The latest results from the 2012 Louisiana Survey shows that—for the first time—state residents are getting more of their news about state politics and public affairs from online sources than from print. Of the survey respondents, 22% said they turn to online sources as their top source for the news, while 14% said the same of print publications. Nonetheless, TV is still the king, though its grip appears to be loosening. While 61% last year said TV is their No. 1 choice for news, that number slipped to 56% in this year’s survey. “The increase in online usage isn’t surprising, but reminds us that media literacy is a potential concern in Louisiana,” says Jerry Ceppos, dean of LSU’s Manship School of Mass Communication. “With the proliferation of online news sources, many people don’t know how to differentiate reliable sources of information from those that aren’t so reliable. Sorting through the wheat and the chaff is very difficult.” Not surprisingly, the survey also shows that younger respondents are more likely to identify the Internet as their primary news source. Of 18- to 24-year-old respondents, 30% cited online news as their top source, while 39% of 25- to 34-year-olds said the same. Just 6% of those age 65 and up said they turn to the Internet for their news more than elsewhere. Perhaps most disturbingly, 32% of respondents said they don’t know whether the websites they use for news content are run by legitimate news organizations. The Louisiana Survey annually aims to serve as a barometer of statewide public opinion on a number of issues. The overall survey included 731 randomly selected respondents, who were polled via phone. Complete survey details, results and methodology can be found here.

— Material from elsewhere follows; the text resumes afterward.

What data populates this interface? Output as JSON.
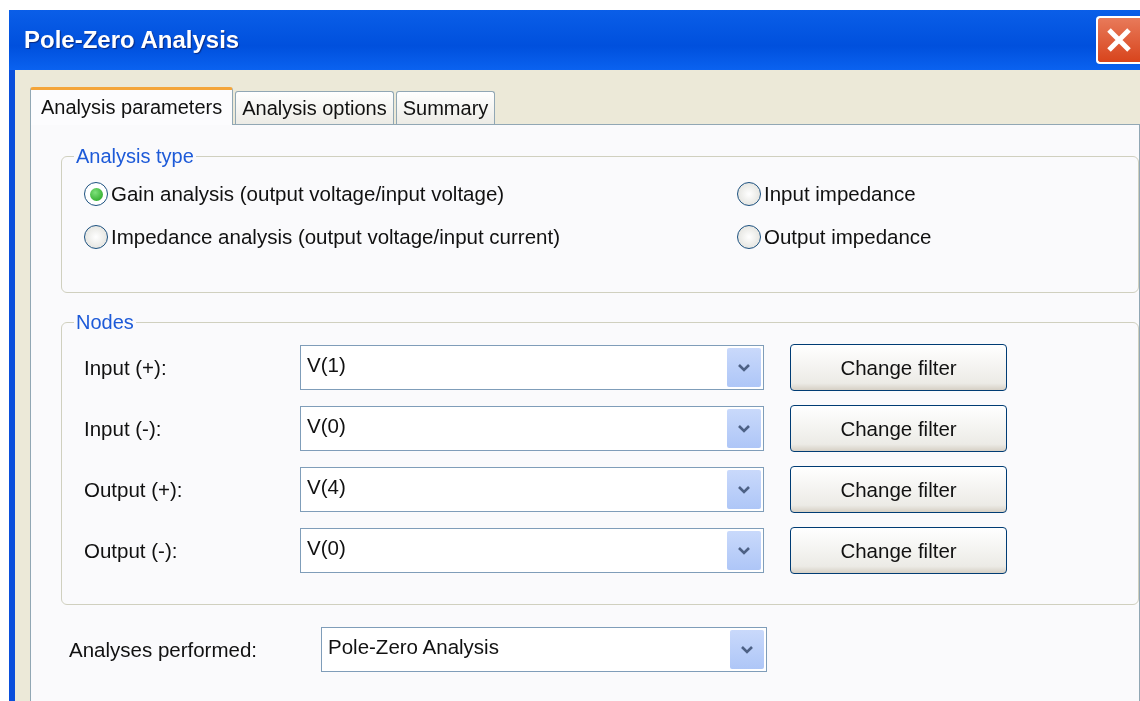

As the media universe has expanded we have more ways to reach consumers and better opportunities to connect with them. Now, you have to focus on how to integrate your message into these new tools.